• TASK PROMPT
A faithful retyping of every entry below is wanted, with images left out.

*** DATA SECTION Section Begins ***

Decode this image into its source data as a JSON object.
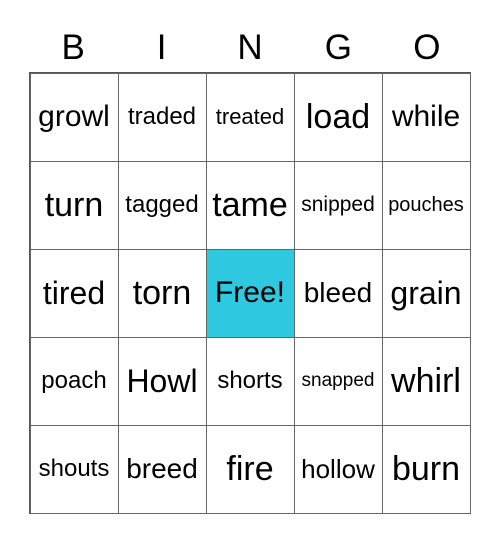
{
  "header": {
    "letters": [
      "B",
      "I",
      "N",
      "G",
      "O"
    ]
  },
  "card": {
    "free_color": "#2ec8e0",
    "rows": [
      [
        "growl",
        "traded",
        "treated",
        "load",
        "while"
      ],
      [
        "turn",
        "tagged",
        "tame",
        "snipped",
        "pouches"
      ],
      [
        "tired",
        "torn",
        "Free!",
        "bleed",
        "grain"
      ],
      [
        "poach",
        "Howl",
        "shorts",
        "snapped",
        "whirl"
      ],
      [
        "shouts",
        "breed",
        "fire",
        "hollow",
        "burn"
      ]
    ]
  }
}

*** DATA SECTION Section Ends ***

• TASK RESPONSE
Decode this image into its source data as a JSON object.
{
  "header": {
    "letters": [
      "B",
      "I",
      "N",
      "G",
      "O"
    ]
  },
  "card": {
    "free_color": "#2ec8e0",
    "rows": [
      [
        "growl",
        "traded",
        "treated",
        "load",
        "while"
      ],
      [
        "turn",
        "tagged",
        "tame",
        "snipped",
        "pouches"
      ],
      [
        "tired",
        "torn",
        "Free!",
        "bleed",
        "grain"
      ],
      [
        "poach",
        "Howl",
        "shorts",
        "snapped",
        "whirl"
      ],
      [
        "shouts",
        "breed",
        "fire",
        "hollow",
        "burn"
      ]
    ]
  }
}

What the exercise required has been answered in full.